The majority of Koreans in Japan known as zainichi are the permanent ethnic Korean residents of Japan who trace their roots back to when Korea was under Japanese rule from 1910 to 1945. They are often the descendants of those brought to Japan as indentured Laborers. Although they have been in Japan for a lengthy period of time there are Koreans living in Japan who try to present themselves as Japanese to prevent discrimination. Some younger zainichi now speak only Japanese, go to Japanese schools, work for Japanese firms and increasingly marry Japanese partners. Recently there have been incidents of hate speech directed towards zainichi people living in Japan with protesters shouting such things as "Get out of our country!." Or even "Kill Koreans ! ".

Comfort Women

Comfort Women were women and girls forced into sexual slavery by the Japanese Army before and during the war. Although it is difficult to estimate with any accuracy the actual number of women involved, they are said to number between one and three hundred thousand and most of them are said to have come from countries either occupied or under the control of Japan. Although Japan offered an official apology in 2007 the matter of compensation and clear recognition of government involvement is an ongoing controversial issue.


Churches and other Religious Organizations Working to End Discrimination in Japan

The United Church of Christ in Japan (UCCJ) is the largest Protestant denomination in Japan and is a union of thirty-three diverse Protestant denominations forcibly merged by the Japanese wartime government on June 24, 1941. The UCCJ, is a member of the World Council of Churches and works ecumenically with partners both in Japan and around the world. The United Church of Christ in Japan recognized Buraku discrimination as an important mission in concern in 1975 and the Buraku Liberation Center was established in 1981 .
In 1996, the Hokkai District of the UCCJ established the Ainu Peoples Resource Centre in an attempt to work with the Ainu people for the restoration of their rights and an end to discrimination.

The Korean Christian Church in Japan (KCCJ) was established in 1909, one year after Korean students in the Tokyo area began worshipping together.
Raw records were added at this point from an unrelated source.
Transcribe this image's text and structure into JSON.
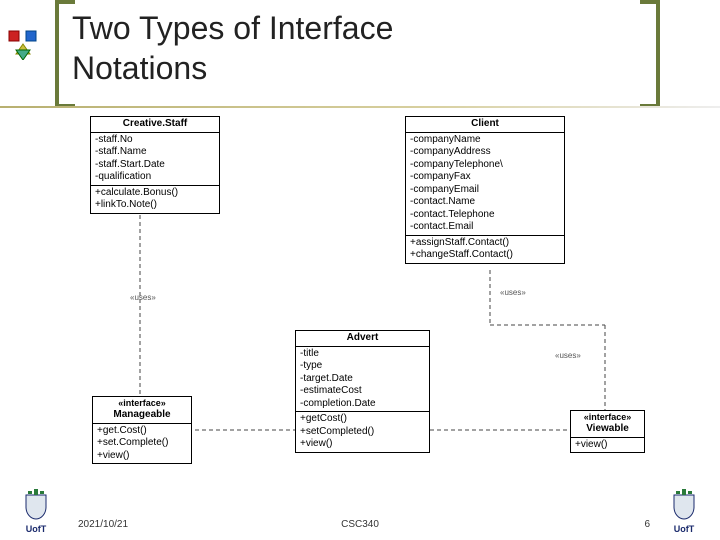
{
  "slide": {
    "title": "Two Types of Interface\nNotations"
  },
  "boxes": {
    "creativeStaff": {
      "name": "Creative.Staff",
      "attrs": [
        "-staff.No",
        "-staff.Name",
        "-staff.Start.Date",
        "-qualification"
      ],
      "ops": [
        "+calculate.Bonus()",
        "+linkTo.Note()"
      ]
    },
    "client": {
      "name": "Client",
      "attrs": [
        "-companyName",
        "-companyAddress",
        "-companyTelephone\\",
        "-companyFax",
        "-companyEmail",
        "-contact.Name",
        "-contact.Telephone",
        "-contact.Email"
      ],
      "ops": [
        "+assignStaff.Contact()",
        "+changeStaff.Contact()"
      ]
    },
    "advert": {
      "name": "Advert",
      "attrs": [
        "-title",
        "-type",
        "-target.Date",
        "-estimateCost",
        "-completion.Date"
      ],
      "ops": [
        "+getCost()",
        "+setCompleted()",
        "+view()"
      ]
    },
    "manageable": {
      "stereo": "«interface»",
      "name": "Manageable",
      "ops": [
        "+get.Cost()",
        "+set.Complete()",
        "+view()"
      ]
    },
    "viewable": {
      "stereo": "«interface»",
      "name": "Viewable",
      "ops": [
        "+view()"
      ]
    }
  },
  "labels": {
    "uses1": "«uses»",
    "uses2": "«uses»",
    "uses3": "«uses»"
  },
  "footer": {
    "date": "2021/10/21",
    "course": "CSC340",
    "page": "6",
    "brand": "UofT"
  }
}
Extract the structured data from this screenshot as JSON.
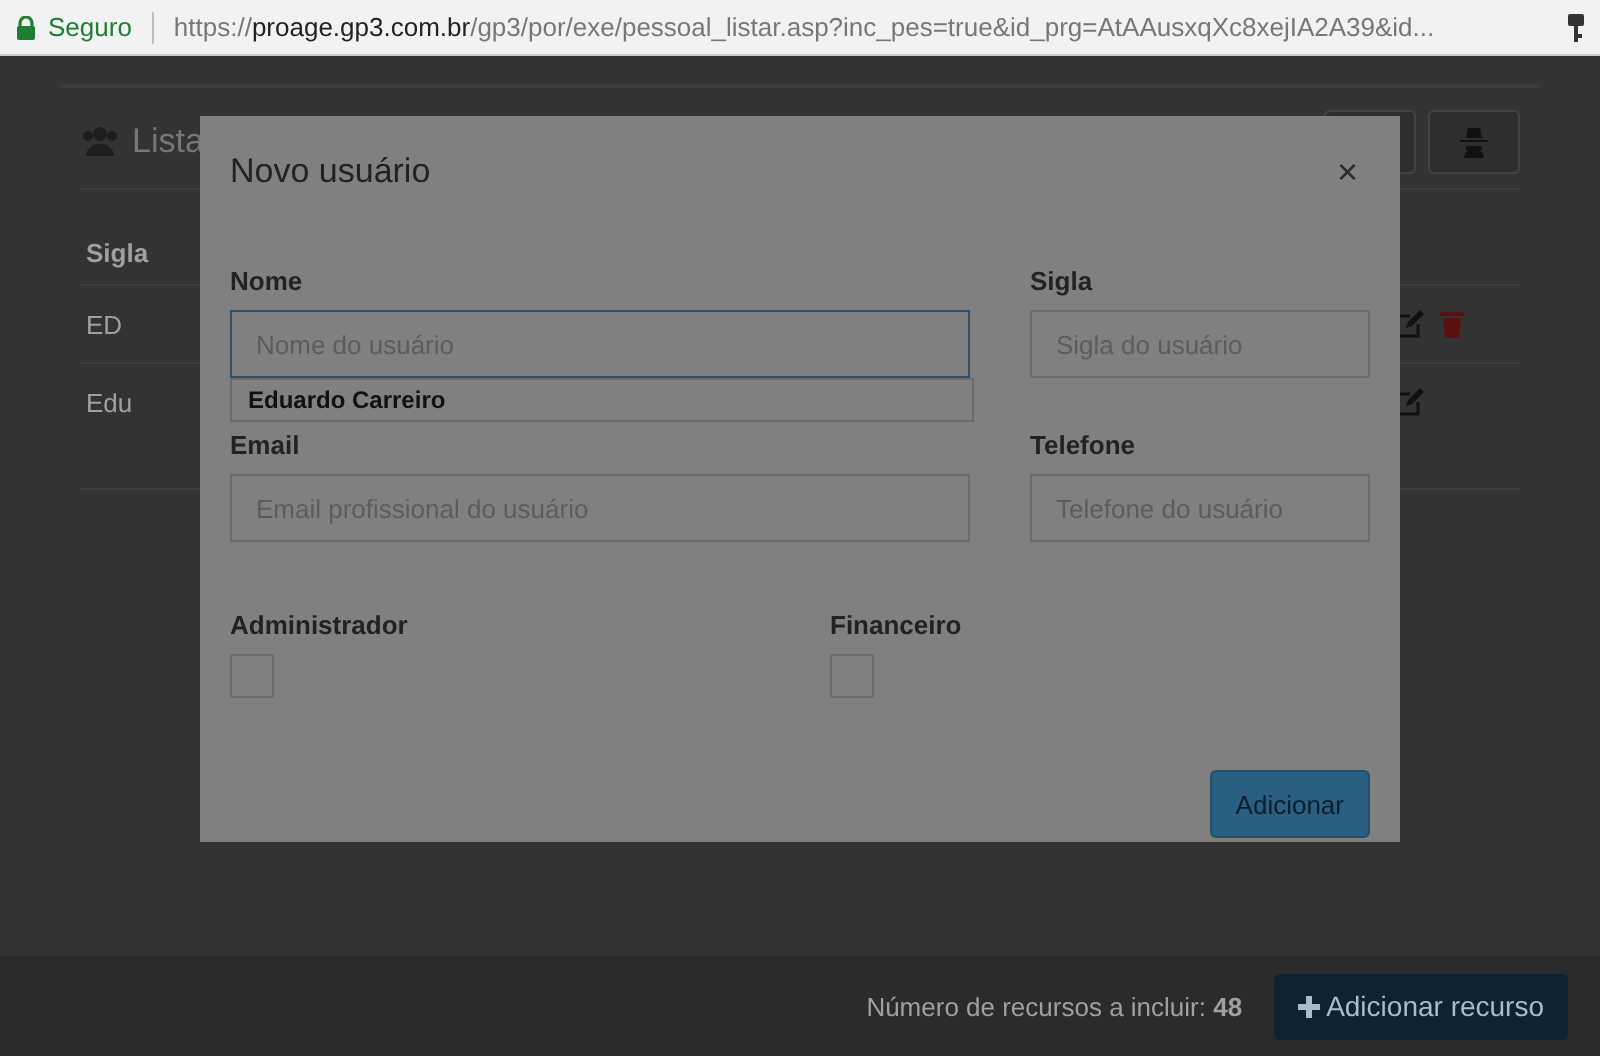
{
  "browser": {
    "security": "Seguro",
    "url": {
      "scheme": "https://",
      "host": "proage.gp3.com.br",
      "path": "/gp3/por/exe/pessoal_listar.asp?inc_pes=true&id_prg=AtAAusxqXc8xejIA2A39&id..."
    }
  },
  "page": {
    "title": "Lista",
    "table": {
      "columns": [
        "Sigla"
      ],
      "rows": [
        {
          "cells": [
            "ED"
          ],
          "deletable": true
        },
        {
          "cells": [
            "Edu"
          ],
          "deletable": false
        }
      ]
    },
    "footer": {
      "count_text": "Número de recursos a incluir: **48**",
      "button": "Adicionar recurso"
    }
  },
  "modal": {
    "title": "Novo usuário",
    "close": "×",
    "fields": [
      {
        "kind": "text",
        "label": "Nome",
        "placeholder": "Nome do usuário",
        "focused": true,
        "suggestions": [
          "Eduardo Carreiro"
        ]
      },
      {
        "kind": "text",
        "label": "Sigla",
        "placeholder": "Sigla do usuário",
        "focused": false
      },
      {
        "kind": "text",
        "label": "Email",
        "placeholder": "Email profissional do usuário",
        "focused": false
      },
      {
        "kind": "text",
        "label": "Telefone",
        "placeholder": "Telefone do usuário",
        "focused": false
      },
      {
        "kind": "checkbox",
        "label": "Administrador",
        "checked": false
      },
      {
        "kind": "checkbox",
        "label": "Financeiro",
        "checked": false
      }
    ],
    "submit": "Adicionar"
  }
}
Today the KCCJ is a self-governing denomination having special fraternal relations with the Methodist Church, the Holiness Church and Presbyterian churches in Korea, as well as with churches in both Japan and North America. with a primary focus on the situation of Koreans in Japan. Its commitment to human rights and social issues began in 1968, when the church celebrated its 60th anniversary under the theme "Forward, Following Jesus Christ into the World". The KCCJ is deeply involved in campaigning for the rights of foreigners residing in Japan as well as opposing incidents of hate speech

The Council of Religions in Solidarity with Buraku Liberation (Doshuren) is an interreligious organization established in 1981. While respecting the faith understanding of its various members, the Council seeks to stand as one in its opposition to discrimination of all kinds and in its affirmation of human rights and dignity for all.

The Buraku Liberation League The Buraku Liberation League (BLL) grew out of the National Leveler's Association (Suiheisha) which was established in 1922. It was the Levelers Association which issued the Suiheisha Declaration in March of that year. The Levelers Association was actually disbanded in 1942 but in 1955 it was reborn as the Buraku Liberation League. In 1988 the Liberation League and other related organizations founded the International Movement Against All Forms of Discrimination and Racism (IMADR), a non-governmental human rights organization to promote the rights of all persons subjected to racism or discrimination of any kind.


Die Dornenkrone: Das Symbol der Buraku-Befreiungsbewegung in Japan

Forschungsinstitut der BLL

Buraku Liberation League

Kalligraphie - Ein Mittel zur Bewußtsseinsbildung

Dalit-Solidarität in D

Solidarität mit den "Unberührbaren" in Südasien

"Indische Apartheid"